Information supplied:
+++++
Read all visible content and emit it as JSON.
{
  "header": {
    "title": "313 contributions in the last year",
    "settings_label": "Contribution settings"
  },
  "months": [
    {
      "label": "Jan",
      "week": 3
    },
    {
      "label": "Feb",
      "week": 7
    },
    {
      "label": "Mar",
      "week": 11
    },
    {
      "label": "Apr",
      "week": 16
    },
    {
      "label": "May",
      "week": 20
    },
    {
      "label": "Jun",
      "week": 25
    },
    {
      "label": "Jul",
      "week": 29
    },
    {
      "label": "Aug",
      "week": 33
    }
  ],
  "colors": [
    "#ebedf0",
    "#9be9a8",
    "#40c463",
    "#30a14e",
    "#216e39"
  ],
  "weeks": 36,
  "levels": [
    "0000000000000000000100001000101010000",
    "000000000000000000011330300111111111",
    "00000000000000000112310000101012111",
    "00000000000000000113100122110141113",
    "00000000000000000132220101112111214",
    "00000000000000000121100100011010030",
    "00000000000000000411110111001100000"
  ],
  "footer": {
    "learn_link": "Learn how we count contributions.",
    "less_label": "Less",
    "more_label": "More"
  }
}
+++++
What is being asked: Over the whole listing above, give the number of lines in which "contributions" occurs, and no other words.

Answer to the problem: 2